David Clark | Issue 03

David Clark | Issue 03


In dark days past, when the Internet was new to Otago, I had to get a “driver’s licence” before being issued an email account by the University. Getting a “driver’s licence” involved attending labs where email communication was attempted, while supervised and under strictly controlled conditions.

The pace of technological change has multiplied since then.

Technology has become increasingly important to your lives as it has to mine. I can still remember being the first student to take a laptop to lectures in one of my classes. The lecturer entertained himself by referring to me as “Mr Tippy-Tappy.” I wasn’t alone for long. Others quickly realised the benefits of drafting essays while the class was still being taught.

In recent years I’ve encountered more than one student who needs lessons on email – not because the technology is new, but because it’s rapidly becoming out of date. With everything done on platforms, email seems clunky and passé.

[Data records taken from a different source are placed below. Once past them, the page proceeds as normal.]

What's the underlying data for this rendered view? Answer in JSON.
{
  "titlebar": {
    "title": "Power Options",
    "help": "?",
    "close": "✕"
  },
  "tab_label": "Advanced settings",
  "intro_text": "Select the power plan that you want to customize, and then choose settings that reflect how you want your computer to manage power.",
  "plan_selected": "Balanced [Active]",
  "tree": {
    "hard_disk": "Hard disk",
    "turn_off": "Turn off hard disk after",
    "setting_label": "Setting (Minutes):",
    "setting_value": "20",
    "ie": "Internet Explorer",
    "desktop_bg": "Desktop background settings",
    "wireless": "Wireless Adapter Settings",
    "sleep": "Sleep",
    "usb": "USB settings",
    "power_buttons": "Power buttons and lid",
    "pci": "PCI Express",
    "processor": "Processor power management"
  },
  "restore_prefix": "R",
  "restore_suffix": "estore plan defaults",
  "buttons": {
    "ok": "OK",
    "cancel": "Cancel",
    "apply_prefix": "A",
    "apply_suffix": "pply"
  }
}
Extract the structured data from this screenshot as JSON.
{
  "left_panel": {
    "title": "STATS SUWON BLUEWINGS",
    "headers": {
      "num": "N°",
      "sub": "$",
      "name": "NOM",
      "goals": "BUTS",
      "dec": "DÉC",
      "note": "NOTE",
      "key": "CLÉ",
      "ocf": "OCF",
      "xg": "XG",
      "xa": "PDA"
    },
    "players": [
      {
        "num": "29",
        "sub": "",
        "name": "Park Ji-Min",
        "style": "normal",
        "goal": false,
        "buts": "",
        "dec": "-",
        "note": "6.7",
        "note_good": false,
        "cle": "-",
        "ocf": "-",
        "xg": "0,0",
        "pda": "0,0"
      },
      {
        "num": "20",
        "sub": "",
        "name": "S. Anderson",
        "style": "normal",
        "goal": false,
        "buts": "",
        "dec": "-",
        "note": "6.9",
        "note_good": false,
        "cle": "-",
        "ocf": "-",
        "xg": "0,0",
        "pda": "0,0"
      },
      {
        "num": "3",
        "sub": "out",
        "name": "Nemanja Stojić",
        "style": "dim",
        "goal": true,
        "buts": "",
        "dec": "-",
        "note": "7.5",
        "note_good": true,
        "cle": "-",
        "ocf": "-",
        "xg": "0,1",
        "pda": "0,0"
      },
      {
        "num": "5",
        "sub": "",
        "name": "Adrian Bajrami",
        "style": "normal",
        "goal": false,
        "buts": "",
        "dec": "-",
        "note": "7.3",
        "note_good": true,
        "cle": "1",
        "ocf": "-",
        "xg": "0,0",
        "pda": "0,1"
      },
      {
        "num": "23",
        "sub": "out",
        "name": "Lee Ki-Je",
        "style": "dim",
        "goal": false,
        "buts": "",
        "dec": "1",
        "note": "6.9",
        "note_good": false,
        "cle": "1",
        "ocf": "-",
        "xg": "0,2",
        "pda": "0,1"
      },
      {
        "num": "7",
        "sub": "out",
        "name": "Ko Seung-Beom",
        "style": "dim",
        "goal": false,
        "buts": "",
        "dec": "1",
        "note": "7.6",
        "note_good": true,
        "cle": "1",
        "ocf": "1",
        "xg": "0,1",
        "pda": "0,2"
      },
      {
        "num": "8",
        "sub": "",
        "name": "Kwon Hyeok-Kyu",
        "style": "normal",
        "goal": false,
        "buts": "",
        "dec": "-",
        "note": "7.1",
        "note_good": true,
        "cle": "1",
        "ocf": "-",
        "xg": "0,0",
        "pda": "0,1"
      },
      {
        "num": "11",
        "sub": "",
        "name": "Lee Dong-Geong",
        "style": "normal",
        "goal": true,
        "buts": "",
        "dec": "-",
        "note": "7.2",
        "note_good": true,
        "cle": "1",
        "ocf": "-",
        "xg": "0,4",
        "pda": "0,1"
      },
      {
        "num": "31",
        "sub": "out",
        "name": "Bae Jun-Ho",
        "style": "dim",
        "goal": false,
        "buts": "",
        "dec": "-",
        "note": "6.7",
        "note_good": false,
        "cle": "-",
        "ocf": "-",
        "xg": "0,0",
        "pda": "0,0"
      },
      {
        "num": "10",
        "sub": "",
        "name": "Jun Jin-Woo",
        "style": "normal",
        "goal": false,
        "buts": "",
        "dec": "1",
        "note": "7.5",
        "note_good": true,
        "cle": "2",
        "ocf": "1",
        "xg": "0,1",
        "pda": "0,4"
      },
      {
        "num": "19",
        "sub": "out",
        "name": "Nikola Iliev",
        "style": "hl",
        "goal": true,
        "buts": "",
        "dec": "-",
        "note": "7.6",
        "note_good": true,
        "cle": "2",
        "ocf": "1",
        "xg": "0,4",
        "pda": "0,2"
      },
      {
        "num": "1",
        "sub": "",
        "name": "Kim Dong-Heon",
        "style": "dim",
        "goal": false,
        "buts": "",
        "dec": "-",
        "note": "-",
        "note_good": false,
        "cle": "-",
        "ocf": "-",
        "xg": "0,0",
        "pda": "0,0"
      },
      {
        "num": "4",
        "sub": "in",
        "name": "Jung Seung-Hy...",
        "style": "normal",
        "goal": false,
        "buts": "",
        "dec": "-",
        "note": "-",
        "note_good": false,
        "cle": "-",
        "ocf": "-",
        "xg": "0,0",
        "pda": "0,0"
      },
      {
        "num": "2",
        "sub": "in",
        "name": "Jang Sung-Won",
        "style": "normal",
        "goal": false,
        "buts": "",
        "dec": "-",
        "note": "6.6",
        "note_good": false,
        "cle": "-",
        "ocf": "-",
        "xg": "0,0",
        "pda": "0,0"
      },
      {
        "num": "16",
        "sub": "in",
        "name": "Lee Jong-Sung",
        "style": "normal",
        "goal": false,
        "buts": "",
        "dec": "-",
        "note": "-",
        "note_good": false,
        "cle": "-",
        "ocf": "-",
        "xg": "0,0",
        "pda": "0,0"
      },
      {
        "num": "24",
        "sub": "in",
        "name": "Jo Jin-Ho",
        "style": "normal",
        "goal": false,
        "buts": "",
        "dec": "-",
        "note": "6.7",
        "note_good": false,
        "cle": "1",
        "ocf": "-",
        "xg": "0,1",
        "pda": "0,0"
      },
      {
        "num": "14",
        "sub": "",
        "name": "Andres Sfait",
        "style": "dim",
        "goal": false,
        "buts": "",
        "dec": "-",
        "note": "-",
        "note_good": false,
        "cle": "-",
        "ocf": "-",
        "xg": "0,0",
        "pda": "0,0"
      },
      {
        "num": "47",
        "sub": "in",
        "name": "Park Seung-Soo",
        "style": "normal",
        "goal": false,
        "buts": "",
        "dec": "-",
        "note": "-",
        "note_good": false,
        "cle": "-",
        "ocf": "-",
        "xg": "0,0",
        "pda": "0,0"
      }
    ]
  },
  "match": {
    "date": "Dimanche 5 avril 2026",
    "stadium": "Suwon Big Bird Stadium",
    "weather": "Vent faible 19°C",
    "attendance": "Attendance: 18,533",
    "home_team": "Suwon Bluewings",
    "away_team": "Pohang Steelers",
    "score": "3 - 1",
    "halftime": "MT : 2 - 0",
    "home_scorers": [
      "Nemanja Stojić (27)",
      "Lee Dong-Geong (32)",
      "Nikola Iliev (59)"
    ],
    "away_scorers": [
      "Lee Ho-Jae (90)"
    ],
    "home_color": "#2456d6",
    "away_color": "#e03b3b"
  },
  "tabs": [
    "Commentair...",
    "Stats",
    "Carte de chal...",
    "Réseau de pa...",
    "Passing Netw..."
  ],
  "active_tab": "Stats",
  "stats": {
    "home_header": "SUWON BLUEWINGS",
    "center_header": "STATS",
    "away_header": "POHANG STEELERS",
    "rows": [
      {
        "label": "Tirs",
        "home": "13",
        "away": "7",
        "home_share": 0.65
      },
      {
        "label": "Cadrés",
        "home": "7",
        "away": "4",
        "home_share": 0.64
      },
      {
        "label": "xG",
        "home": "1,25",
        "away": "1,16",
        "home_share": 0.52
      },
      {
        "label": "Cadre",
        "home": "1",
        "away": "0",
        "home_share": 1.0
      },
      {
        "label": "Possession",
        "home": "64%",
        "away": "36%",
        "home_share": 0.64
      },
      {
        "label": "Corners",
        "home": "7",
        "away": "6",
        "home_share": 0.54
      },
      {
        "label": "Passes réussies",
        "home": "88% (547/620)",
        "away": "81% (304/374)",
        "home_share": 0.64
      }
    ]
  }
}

Our use of technology, especially electronic communications, is something everyone wants a hand in. It’s a tool for exercising freedom of speech and it is forging our online identity.

You only have to look back to the Arab Spring to see the impact technology is having in the political sphere. Facebook itself was a key organising tool used by revolutionaries to spread awareness and coordinate deomonstrations. Social media amplified their calls for political change, and first-hand encounters were able to be shared worldwide.

In New Zealand, voices cannot be suppressed either. Social media is becoming a key way to interact with our country’s leaders, journalists and businesses. It is great to be able to interact with Dunedinites on Twitter and Facebook and respond instantaneously to the issues they are talking about.

If you have any burning questions for me, I’m availiable on Twitter @DavidClarkNZ or on Facebook at fb.com/DavidClarkforDunedinNorth

How long before Snapchat and WhatsApp render Facebook and Twitter to the electronic dustbins of history? Who knows; but for now, it seems they still have a vital role to play in our democracy.
This article first appeared in Issue 3, 2014.
Posted 4:35pm Sunday 9th March 2014 by David Clark.